I took up the scholarship with no pre-conceived notions of the career pathway that it held for me. It turns out that a career in public service resonates with me deeply, and I have been in service for more than 10 years and counting.
The scholarship enabled me to complete my double degree programme in NUS and Supelec, and gave me the opportunity to experience and appreciate a different culture and system of education. If it hadn’t been for the sponsorship it offered, I would have had to drop out of the programme, so in one sense, the impact of the scholarship was very real.
But intellectually, I don’t think the scholarship changed how I engaged with my field of study, or outlook much. I enjoyed reading engineering; It was a field of study where rote learning was not necessary or desirable. The french study of engineering in particular prizes reasoning from first principles, which I have found to be helpful even in my work today.
The developmental programmes that came with the PSC’s offer also gave me the opportunity to make new friends and glean broader perspectives of the Public Service and the collective work we do to benefit Singaporeans.
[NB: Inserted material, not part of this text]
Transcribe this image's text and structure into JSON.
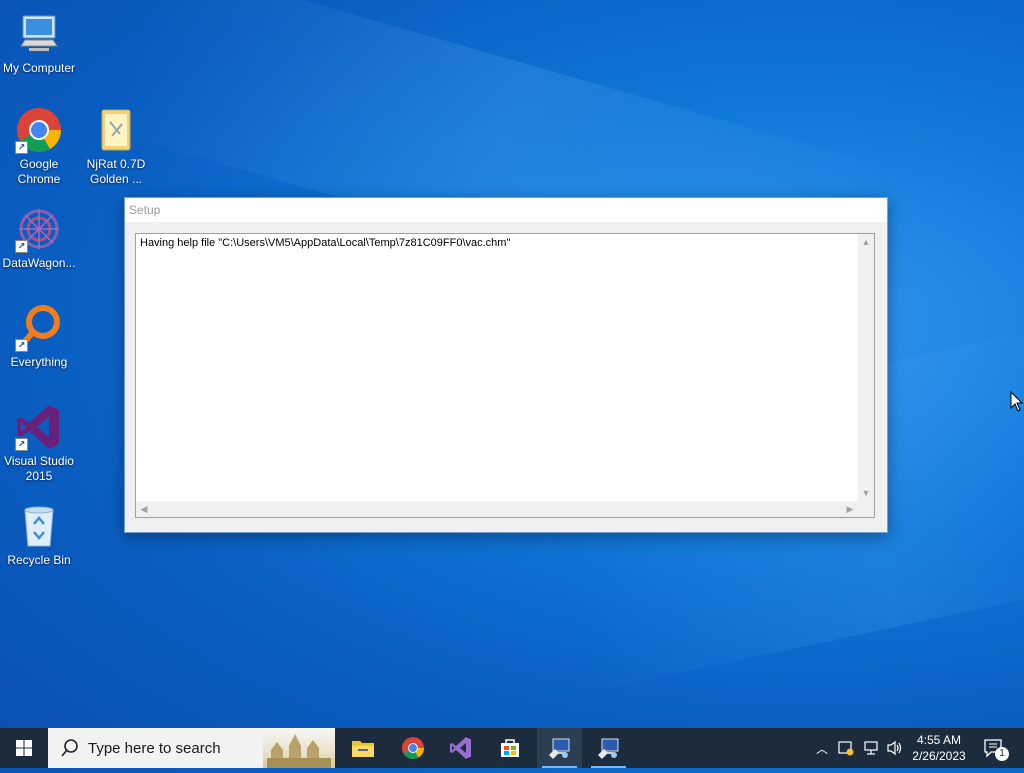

I started out in the Ministry of Manpower, as part of the policy team that looked into improving our CPF system. I subsequently served in the Defence Policy Office in the Ministry of Defence, where I managed our defence relations with partners such as Australia, Thailand, and New Zealand. I later moved to the Land Transport Authority, where I was part of the team that launched the rail operator tender for the Thomson East Coast Line, negotiated the SG-KL High Speed Rail and SG-JB RTS-Link Bilateral Agreements, and implemented Accounts-Based Ticketing in our public transport network. Following this, I had a private sector secondment at SMRT, where I served as the Deputy Chief Maintenance Officer, working on improving and managing rail maintenance. Currently I serve as Director (Strategy & Planning) in the Cyber Security Agency of Singapore.
Many of the projects I’ve had the opportunity to work on have been deeply meaningful. However, what I will always remember is the feeling of triumph when I managed to help an elderly gentleman appeal successfully on a CPF-related matter. I don’t remember the details of the case anymore but feelings I had, knowing that I helped to make a difference to his life, stayed with me. Over the years, I have of course learnt that not every attempt will end in success. But I tell myself that there is a time for everything and a season for every activity. What matters is being in the position to help others, to make a positive difference to their lives, and this is why I choose to stay in the Public Service.
There is a misconception that once you are a PSC scholarship holder, your path is firm and you are destined for success. Unfortunately, there is no substitute for hard work and being competent at your job.
Opportunity. Being in the Public Service, you have an opportunity, every day, to make Singapore better for your family, friends, and everyone else.
It is really hard to decide whether to embark on a career in the Public Service, or any career for that matter, at a young age. My advice is to keep an open mind, and if you think that the values of the Service resonate with you, give it a shot. You may find that you like it, like me.